> [ABOUT THIS TASK] Beginning with the line that holds "Decode this image" and ending with the last line of the entries below, copy every line exactly and nothing else, with the pictures left out.

> [DATA UNDER STUDY]

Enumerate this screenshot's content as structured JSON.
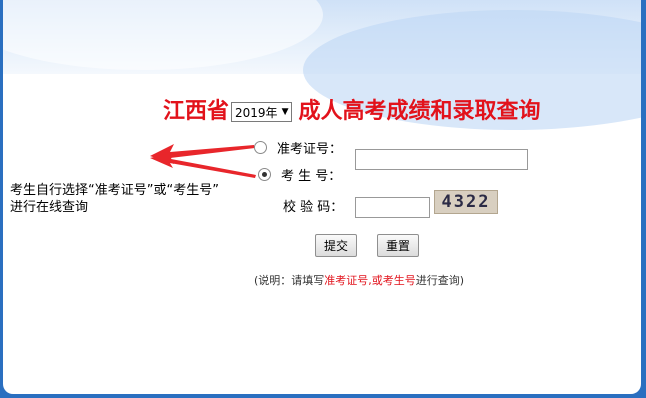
{
  "title": {
    "prefix": "江西省",
    "year": "2019年",
    "suffix": "成人高考成绩和录取查询"
  },
  "form": {
    "exam_cert_label": "准考证号：",
    "exam_cert_selected": false,
    "student_no_label": "考 生 号：",
    "student_no_selected": true,
    "captcha_label": "校 验 码：",
    "captcha_text": "4322",
    "exam_cert_value": "",
    "captcha_value": ""
  },
  "buttons": {
    "submit": "提交",
    "reset": "重置"
  },
  "note": {
    "prefix": "(说明：请填写",
    "highlight": "准考证号,或考生号",
    "suffix": "进行查询)"
  },
  "annotation": {
    "line1": "考生自行选择“准考证号”或“考生号”",
    "line2": "进行在线查询"
  },
  "colors": {
    "title_red": "#e2121b",
    "arrow_red": "#e8262b"
  }
}
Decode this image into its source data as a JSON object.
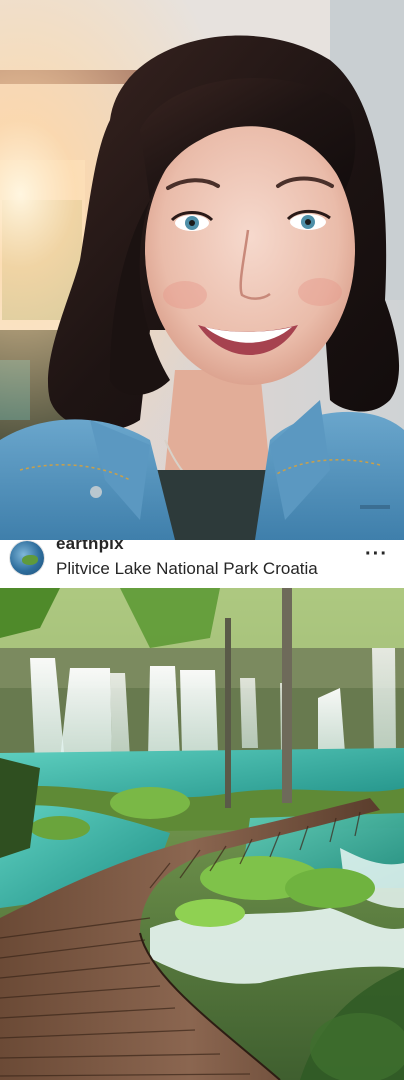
{
  "post": {
    "account_name": "earthpix",
    "location": "Plitvice Lake National Park Croatia",
    "more_label": "···"
  },
  "icons": {
    "avatar": "globe-avatar-icon",
    "more": "more-options-icon"
  },
  "colors": {
    "text": "#262626",
    "background": "#ffffff",
    "water": "#3fb8a8",
    "denim": "#4f8fb8"
  }
}
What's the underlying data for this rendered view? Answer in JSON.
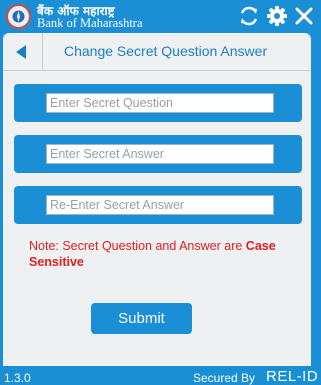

> [RESPONSE TO THIS TASK]
Decode this image into its source data as a JSON object.
{
  "post": {
    "account_name": "earthpix",
    "location": "Plitvice Lake National Park Croatia",
    "more_label": "···"
  },
  "icons": {
    "avatar": "globe-avatar-icon",
    "more": "more-options-icon"
  },
  "colors": {
    "text": "#262626",
    "background": "#ffffff",
    "water": "#3fb8a8",
    "denim": "#4f8fb8"
  }
}
What's the underlying data for this rendered view? Answer in JSON.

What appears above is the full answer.